For Immediate Release
Researchers Shed Light on Anxiety and Alcohol Intake
Scientists have identified a brain mechanism in rats that may play a central role in regulating anxiety and alcohol-drinking. The finding, by researchers supported by the National Institute on Alcohol Abuse and Alcoholism (NIAAA), part of the National Institutes of Health (NIH), could provide important clues about the neurobiology of alcohol-drinking behaviors in humans. A report of the study appears in the October 3, 2005 issue of the Journal of Clinical Investigation.

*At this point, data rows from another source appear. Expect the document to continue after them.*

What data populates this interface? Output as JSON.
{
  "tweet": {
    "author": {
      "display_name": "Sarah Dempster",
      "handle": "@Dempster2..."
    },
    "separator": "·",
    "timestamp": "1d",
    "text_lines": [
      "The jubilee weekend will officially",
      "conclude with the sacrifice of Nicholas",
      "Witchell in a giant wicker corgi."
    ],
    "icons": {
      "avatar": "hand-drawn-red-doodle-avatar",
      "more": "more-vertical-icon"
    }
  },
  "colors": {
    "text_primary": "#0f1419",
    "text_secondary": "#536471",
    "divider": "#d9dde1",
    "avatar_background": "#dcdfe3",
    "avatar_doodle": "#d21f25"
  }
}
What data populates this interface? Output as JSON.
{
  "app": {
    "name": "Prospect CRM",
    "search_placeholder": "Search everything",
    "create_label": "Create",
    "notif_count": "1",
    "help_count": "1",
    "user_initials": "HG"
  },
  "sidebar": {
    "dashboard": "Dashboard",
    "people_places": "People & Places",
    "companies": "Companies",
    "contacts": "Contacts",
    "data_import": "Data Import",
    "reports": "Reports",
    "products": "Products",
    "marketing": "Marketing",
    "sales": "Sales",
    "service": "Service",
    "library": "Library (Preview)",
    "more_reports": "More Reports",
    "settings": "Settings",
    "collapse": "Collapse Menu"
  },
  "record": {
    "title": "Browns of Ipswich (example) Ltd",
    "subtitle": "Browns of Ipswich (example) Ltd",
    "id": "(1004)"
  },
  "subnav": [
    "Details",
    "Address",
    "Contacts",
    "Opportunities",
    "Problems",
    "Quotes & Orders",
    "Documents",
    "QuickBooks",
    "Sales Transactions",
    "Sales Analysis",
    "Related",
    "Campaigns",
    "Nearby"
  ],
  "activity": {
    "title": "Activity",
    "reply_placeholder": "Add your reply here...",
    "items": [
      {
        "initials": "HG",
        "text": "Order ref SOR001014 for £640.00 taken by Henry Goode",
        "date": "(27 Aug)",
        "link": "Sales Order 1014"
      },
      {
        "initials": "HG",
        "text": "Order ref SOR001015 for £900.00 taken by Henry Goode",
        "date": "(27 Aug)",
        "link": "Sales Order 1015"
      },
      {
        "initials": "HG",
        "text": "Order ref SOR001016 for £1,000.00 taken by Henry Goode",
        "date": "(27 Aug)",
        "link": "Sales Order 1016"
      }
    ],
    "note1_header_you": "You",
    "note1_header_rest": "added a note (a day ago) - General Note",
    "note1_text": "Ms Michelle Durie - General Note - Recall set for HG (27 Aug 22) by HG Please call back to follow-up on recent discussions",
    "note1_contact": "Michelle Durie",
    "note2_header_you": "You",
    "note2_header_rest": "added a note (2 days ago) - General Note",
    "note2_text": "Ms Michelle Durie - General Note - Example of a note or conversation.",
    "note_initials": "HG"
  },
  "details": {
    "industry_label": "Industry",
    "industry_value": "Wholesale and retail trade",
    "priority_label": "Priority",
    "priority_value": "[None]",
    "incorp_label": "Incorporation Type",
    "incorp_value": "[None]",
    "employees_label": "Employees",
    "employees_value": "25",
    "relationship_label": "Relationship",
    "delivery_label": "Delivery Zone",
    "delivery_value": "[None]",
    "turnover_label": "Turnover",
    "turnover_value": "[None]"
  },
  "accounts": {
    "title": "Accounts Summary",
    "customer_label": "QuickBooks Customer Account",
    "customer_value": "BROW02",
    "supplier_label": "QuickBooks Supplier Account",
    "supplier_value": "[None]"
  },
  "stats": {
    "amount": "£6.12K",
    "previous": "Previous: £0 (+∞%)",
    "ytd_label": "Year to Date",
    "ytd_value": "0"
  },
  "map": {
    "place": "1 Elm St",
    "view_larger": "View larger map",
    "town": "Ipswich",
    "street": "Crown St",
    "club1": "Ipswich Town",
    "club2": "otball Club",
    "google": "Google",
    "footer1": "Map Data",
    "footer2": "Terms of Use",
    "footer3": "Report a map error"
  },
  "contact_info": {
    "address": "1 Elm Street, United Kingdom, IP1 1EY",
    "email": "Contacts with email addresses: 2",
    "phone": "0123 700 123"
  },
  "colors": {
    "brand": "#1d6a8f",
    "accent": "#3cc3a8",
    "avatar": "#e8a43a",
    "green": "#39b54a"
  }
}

“This is an intriguing finding,” notes NIAAA Director Ting-Kai Li, M.D. “These experiments, conducted in rats selectively bred to have a high affinity for alcohol, help us address questions about the potential role that anxiety might play in human alcoholism. These molecular studies also may reveal potential targets for therapy of anxiety and alcoholism.”
Some researchers have suggested that high levels of anxiety may predispose some individuals to becoming alcoholic.
Researchers led by Subhash C. Pandey, Ph.D., Associate Professor and director of neuroscience alcoholism research in the Department of Psychiatry at the University of Illinois and Jesse Brown VA Medical Center in Chicago, found that “P” rats, a strain bred to prefer alcohol, showed more anxiety-like behaviors and drank more alcohol, than non alcohol-preferring “NP” rats. They measured anxiety in the rats with an apparatus known as an elevated plus-maze, which consists of two open arms and two closed arms connected to a central platform. Anxiety is gauged as a function of the amount of time a rat spends in the closed versus the open arms of the maze during a 5-minute testing period – the greater an animal’s level of anxiety, the less open-arm activity it displays.
Dr. Pandey and his colleagues also found that levels of CREB, a protein involved in a variety of brain functions, were lower in certain brain areas of P rats compared with NP rats. Levels of neuropeptide Y (NPY), a molecule that regulates the function of several neurotransmitters and is known to play a role in anxiety and alcohol-drinking behaviors, also were lower in P rats. One function of CREB is to regulate the production of NPY.
“Compared to NP rats, levels of CREB and NPY were innately lower in the central amygdala and medial amygdala of P rats,” explains Dr. Pandey, “brain areas which play a crucial role in anxiety behaviors and which have been shown previously to be involved in rewarding, reinforcing, and motivational aspects of alcohol drinking behaviors. And turning off CREB function in the central amygdala of NP rats makes them look like P rats – more anxious and thus more likely to drink.”
Alcohol intake reduced anxiety-like behaviors in the P rats, an effect that was associated with increased CREB function and NPY production in the central and medial amygdala. And by administering compounds that promote CREB function and NPY production in the central amygdala, researchers were able to reduce anxiety -- and alcohol intake -- in P rats. On the other hand, by disrupting CREB function (and the concomitant NPY production) in the central amygdala of NP rats, the researchers were able to provoke anxiety-like behavior and promote alcohol intake in those animals.
Dr. Pandey and his colleagues proposed that decreased CREB-dependent NPY production in the central amygdala might be a pre-existing condition for anxiety and alcohol-drinking behaviors.
“Our findings implicate this pathway in genetic predisposition to high anxiety and alcohol-drinking behaviors of P rats,” says Dr. Pandey. “Future studies should explore the relationship of other CREB-related compounds to these phenomena in P rats or other animal models.”
The National Institute on Alcohol Abuse and Alcoholism, a component of the National Institutes of Health, U.S. Department of Health and Human Services, conducts and supports approximately 90 percent of the U.S. research on the causes, consequences, prevention, and treatment of alcohol abuse, alcoholism, and alcohol problems and disseminates research findings to general, professional, and academic audiences. Additional alcohol research information and publications are available at www.niaaa.nih.gov.